|African Tea and Coffee Workers' Union||100|
|African Textile Workers' Industrial Union||2,900|
|Cape African Commercial and Distributive Workers' Union||150|
|Cape Cement and Quarry Workers' Union||625|
|Cape South African Railways and Harbours Non-European Workers' Union||300|
|Cape Tin Workers' Union||150|
|Cape Town Hospital Workers' Union (African)||150|
|Cape Town Hospital Workers' Union (Mixed)||500|
|City and Town Council Workers' Union||100|
|Durban African Municipal Employees' Union||650|
|Durban Baking Workers' Union||150|
|Durban Biscuit Workers' Union||150|

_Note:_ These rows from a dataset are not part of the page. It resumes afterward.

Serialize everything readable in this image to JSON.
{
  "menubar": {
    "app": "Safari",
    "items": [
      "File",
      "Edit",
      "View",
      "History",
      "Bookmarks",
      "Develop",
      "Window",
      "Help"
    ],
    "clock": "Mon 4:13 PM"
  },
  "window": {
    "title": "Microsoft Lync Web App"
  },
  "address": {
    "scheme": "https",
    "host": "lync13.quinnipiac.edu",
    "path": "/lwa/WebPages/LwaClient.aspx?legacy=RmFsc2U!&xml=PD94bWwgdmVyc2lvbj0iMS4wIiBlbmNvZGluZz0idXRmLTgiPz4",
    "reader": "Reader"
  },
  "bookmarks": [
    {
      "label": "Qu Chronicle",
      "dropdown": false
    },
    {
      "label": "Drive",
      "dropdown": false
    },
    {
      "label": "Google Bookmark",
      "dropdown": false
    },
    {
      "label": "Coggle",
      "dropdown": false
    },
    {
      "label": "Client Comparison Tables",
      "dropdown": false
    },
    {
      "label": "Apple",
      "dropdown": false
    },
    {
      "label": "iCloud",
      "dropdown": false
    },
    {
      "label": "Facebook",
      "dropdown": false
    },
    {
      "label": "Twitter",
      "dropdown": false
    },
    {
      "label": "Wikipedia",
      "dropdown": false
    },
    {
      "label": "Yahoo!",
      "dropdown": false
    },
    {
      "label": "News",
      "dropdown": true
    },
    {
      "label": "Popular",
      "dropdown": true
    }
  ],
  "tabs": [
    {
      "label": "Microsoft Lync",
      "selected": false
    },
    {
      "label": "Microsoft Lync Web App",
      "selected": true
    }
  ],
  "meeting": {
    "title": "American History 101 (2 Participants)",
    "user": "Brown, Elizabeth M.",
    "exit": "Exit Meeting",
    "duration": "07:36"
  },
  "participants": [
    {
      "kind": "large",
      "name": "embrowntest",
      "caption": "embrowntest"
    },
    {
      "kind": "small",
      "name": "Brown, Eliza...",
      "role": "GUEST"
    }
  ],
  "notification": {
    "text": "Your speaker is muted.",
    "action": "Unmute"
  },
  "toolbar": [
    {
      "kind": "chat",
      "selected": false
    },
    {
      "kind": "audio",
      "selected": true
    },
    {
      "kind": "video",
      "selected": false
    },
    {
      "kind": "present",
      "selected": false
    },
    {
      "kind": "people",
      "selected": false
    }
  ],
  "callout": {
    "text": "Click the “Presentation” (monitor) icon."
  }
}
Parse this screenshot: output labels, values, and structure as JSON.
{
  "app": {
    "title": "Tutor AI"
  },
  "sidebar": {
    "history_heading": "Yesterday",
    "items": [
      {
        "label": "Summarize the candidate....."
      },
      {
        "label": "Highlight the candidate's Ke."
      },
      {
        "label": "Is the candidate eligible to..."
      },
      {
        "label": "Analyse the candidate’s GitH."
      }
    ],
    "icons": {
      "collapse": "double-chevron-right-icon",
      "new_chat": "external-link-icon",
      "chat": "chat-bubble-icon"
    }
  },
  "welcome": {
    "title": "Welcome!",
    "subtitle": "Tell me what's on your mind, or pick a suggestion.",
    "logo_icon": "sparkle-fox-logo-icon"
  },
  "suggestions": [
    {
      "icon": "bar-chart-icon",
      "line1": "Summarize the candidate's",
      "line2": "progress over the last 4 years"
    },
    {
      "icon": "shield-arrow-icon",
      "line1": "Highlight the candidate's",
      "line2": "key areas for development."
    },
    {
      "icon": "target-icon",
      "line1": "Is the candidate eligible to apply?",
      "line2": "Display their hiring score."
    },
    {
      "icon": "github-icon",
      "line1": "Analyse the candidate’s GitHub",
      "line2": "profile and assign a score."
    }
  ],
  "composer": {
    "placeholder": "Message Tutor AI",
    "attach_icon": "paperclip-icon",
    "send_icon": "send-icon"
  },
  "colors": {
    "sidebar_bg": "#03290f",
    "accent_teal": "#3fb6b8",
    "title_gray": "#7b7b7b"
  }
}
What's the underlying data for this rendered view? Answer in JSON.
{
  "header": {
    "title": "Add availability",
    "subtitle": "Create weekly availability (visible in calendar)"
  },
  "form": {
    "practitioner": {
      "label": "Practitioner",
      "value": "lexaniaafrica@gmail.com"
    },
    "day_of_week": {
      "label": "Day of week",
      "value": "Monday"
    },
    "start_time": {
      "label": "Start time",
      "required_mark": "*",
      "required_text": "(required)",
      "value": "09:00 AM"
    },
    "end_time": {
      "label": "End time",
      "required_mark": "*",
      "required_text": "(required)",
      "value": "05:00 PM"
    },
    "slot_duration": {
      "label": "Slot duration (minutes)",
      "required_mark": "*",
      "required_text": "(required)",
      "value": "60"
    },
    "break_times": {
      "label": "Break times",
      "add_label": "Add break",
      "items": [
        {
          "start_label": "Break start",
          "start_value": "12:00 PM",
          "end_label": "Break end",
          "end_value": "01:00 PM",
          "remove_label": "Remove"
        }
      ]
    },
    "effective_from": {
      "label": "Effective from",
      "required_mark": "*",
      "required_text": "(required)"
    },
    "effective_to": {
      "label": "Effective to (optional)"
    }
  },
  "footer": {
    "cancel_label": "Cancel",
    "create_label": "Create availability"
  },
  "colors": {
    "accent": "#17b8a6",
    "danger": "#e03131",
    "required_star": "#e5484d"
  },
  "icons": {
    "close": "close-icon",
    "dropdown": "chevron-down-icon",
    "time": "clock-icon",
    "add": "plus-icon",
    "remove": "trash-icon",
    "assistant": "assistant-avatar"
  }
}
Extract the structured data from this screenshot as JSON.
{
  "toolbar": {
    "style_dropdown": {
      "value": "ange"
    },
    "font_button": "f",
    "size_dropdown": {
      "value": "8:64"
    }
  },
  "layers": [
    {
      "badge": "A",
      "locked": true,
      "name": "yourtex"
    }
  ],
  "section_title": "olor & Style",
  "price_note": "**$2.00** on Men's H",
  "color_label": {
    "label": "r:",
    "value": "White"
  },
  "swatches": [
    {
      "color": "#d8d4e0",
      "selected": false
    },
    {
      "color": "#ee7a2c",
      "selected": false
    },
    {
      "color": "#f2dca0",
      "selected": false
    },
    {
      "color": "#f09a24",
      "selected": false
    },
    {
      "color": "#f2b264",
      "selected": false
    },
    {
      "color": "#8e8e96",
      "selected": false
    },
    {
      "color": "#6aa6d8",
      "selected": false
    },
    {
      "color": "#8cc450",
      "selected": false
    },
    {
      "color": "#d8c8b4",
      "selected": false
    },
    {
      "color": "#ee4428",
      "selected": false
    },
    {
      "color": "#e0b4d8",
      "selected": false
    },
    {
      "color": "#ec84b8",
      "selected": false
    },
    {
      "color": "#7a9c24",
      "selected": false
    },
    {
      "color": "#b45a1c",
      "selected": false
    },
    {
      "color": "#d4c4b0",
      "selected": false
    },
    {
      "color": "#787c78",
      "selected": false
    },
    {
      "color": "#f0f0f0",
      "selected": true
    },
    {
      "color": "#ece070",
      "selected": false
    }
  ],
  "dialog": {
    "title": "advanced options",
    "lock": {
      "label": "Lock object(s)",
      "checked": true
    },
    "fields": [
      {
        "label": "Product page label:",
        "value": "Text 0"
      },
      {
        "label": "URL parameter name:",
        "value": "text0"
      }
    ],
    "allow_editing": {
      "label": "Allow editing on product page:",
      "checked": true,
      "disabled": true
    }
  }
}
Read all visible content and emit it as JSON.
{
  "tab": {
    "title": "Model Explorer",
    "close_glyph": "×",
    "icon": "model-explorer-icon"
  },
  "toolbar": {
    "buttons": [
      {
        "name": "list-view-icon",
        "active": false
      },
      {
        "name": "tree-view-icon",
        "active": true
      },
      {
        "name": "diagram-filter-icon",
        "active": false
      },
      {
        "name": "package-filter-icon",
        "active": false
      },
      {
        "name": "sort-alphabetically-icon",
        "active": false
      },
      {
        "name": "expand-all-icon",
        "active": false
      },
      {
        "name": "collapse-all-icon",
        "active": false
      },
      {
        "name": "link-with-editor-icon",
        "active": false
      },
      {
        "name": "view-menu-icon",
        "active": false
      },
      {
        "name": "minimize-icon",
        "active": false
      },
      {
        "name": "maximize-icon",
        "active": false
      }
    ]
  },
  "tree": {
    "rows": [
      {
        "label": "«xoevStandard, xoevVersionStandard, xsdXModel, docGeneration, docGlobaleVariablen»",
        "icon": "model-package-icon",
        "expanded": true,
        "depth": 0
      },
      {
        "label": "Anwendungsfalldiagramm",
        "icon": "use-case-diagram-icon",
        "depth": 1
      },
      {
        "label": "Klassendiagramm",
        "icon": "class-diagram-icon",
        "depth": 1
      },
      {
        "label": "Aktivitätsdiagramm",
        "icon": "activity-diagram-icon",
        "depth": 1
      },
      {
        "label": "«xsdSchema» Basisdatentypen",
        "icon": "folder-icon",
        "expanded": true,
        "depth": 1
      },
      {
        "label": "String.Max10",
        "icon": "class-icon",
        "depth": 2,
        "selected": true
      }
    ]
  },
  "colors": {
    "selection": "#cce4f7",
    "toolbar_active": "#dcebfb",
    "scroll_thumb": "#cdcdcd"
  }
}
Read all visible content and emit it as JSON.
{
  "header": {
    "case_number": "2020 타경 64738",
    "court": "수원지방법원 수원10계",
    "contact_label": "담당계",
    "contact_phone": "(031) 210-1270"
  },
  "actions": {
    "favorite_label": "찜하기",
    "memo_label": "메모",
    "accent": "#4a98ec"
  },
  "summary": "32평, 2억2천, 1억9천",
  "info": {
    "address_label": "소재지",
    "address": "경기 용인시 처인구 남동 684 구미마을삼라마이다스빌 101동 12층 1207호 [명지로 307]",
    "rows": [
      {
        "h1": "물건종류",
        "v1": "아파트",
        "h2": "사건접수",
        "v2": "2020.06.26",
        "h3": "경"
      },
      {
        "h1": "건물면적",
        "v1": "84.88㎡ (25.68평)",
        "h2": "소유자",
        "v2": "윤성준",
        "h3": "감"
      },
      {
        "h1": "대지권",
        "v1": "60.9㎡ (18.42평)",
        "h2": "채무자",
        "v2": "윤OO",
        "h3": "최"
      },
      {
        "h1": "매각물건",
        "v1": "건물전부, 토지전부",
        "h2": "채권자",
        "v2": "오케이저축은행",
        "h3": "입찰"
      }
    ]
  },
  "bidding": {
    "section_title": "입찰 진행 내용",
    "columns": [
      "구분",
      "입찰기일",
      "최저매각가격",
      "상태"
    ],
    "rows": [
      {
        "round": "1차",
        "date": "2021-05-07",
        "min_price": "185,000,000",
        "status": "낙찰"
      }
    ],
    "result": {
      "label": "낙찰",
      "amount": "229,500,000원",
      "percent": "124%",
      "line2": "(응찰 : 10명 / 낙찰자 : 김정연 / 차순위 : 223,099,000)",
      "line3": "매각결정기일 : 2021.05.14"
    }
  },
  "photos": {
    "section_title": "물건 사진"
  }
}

|Durban Chemical Workers' Union||750|
|Durban General Workers' Union||5,000|
|Durban Hospital Workers' Union||500|
|Durban Indian Municipal Employees' Society||1,600|
|Durban Match Workers' Union||200|
|Durban Tin Workers' Union||500|
|Durban Tobacco Workers' Union||500|
|Farm, Plantation and Allied Workers' Union||300|
|Food and Canning Workers' Union||8,052|
|Furniture, Mattress and Bedding Workers' Industrial Union||600|
|Hamersdale Clothing Workers' Union||500|
|Kimberley African General Workers' Union||500|
|Laundering, Cleaning and Dyeing Workers' Union of South Africa||498|
|Natal Dairy Workers' Union||500|
|Natal Metal Workers' Union||600|
|Natal Rubber, Cable and Allied Workers' Union||350|
|Natal South African Railways and Harbours Non-European Workers' Union||3,500|
|Natal Twine and Bag Workers' Union||200|
|National Union of African Laundering, Cleaning and Dyeing Workers||1,502|
|Port Elizabeth General Workers' Union||510|
|Port Elizabeth Metal Workers' Union||200|
|Port Elizabeth South African Railways and Harbours Non-European Workers' Union||250|
|Port Elizabeth Transport Workers' Union||300|
|Shop and Office Workers' Union||750|
|Society of African Mineworkers||200|
|South African Canvas and Rope Workers' Union||42|
|South African Clothing Workers' Union||1,250|
|Tea and Coffee Workers' Union||250|
|Textile Workers' Industrial Union||2,700|
|Transvaal African Building Workers' Union||131|
|Transvaal Dairy Workers' Union||400|
|Transvaal Domestic Workers' Union||123|
|Transvaal General Workers' Union||400|
|Transvaal Glass Workers' Union||150|
|Transvaal Metal Workers' Union||2,000|
|Transvaal South African Railways and Harbours Non-European Workers' Union||500|
|Transvaal Tin Workers' Union||170|
|Transvaal Toy Workers' Union||120|
- Ncube, Don (1985). Black trade unions in South Africa. Braamfontein: Skotaville. pp. 90–98. ISBN 0947009051.
- Kiloh, Margaret; Sibeko, Archie (2000). A Fighting Union. Randburg: Ravan Press. p. 22. ISBN 0869755277.
- "South African Congress of Trade Unions (SACTU)". South African History Online. Retrieved 24 January 2016.
- Strydom, Irene; Coetzer, Pieter (2012). "Lucy Mvubelo's role in the South African Trade Unions, 1960-1974". Journal of Contemporary History. 37.
- Baskin, Jeremy (1991). Striking back: A history of COSATU. London: Verso. pp. 12–18, 431. ISBN 0860913457.
- Kiloh, Margaret; Sibeko, Archie (2000). A Fighting Union. Randburg: Ravan Press. p. 69. ISBN 0869755277.
- "South Africa". Foreign Labour Trends. 1991.
- Wirtz, W. Willard (1962). Directory of Labor Organizations: Africa. Washington DC: Bureau of International Labor Affairs. pp. 397.26–37.37.